● DATA EXCERPTS:
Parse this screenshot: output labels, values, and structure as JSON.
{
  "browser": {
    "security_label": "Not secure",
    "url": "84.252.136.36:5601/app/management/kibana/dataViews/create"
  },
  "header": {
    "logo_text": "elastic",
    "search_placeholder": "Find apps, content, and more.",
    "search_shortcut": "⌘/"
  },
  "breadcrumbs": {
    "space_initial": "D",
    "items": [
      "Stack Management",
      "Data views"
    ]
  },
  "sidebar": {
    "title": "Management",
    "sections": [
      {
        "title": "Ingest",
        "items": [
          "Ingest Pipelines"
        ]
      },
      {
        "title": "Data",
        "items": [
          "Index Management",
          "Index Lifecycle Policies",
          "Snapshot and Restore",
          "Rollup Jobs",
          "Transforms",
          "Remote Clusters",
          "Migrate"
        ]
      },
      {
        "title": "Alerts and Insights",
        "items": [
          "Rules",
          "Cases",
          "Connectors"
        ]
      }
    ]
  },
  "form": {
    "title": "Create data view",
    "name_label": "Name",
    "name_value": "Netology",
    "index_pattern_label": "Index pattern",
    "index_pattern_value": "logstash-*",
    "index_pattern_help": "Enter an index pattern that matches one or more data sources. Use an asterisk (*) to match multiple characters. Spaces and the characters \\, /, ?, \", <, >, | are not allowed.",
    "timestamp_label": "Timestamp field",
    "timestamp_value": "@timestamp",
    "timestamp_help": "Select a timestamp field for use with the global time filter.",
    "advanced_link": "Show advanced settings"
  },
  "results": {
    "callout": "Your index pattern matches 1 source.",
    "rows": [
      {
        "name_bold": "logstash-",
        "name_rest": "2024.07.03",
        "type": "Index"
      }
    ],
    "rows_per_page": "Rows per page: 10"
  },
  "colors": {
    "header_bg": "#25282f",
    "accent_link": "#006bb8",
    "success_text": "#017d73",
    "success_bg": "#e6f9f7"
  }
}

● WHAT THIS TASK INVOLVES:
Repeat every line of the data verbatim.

● FINISHED EXERCISE:
Parse this screenshot: output labels, values, and structure as JSON.
{
  "browser": {
    "security_label": "Not secure",
    "url": "84.252.136.36:5601/app/management/kibana/dataViews/create"
  },
  "header": {
    "logo_text": "elastic",
    "search_placeholder": "Find apps, content, and more.",
    "search_shortcut": "⌘/"
  },
  "breadcrumbs": {
    "space_initial": "D",
    "items": [
      "Stack Management",
      "Data views"
    ]
  },
  "sidebar": {
    "title": "Management",
    "sections": [
      {
        "title": "Ingest",
        "items": [
          "Ingest Pipelines"
        ]
      },
      {
        "title": "Data",
        "items": [
          "Index Management",
          "Index Lifecycle Policies",
          "Snapshot and Restore",
          "Rollup Jobs",
          "Transforms",
          "Remote Clusters",
          "Migrate"
        ]
      },
      {
        "title": "Alerts and Insights",
        "items": [
          "Rules",
          "Cases",
          "Connectors"
        ]
      }
    ]
  },
  "form": {
    "title": "Create data view",
    "name_label": "Name",
    "name_value": "Netology",
    "index_pattern_label": "Index pattern",
    "index_pattern_value": "logstash-*",
    "index_pattern_help": "Enter an index pattern that matches one or more data sources. Use an asterisk (*) to match multiple characters. Spaces and the characters \\, /, ?, \", <, >, | are not allowed.",
    "timestamp_label": "Timestamp field",
    "timestamp_value": "@timestamp",
    "timestamp_help": "Select a timestamp field for use with the global time filter.",
    "advanced_link": "Show advanced settings"
  },
  "results": {
    "callout": "Your index pattern matches 1 source.",
    "rows": [
      {
        "name_bold": "logstash-",
        "name_rest": "2024.07.03",
        "type": "Index"
      }
    ],
    "rows_per_page": "Rows per page: 10"
  },
  "colors": {
    "header_bg": "#25282f",
    "accent_link": "#006bb8",
    "success_text": "#017d73",
    "success_bg": "#e6f9f7"
  }
}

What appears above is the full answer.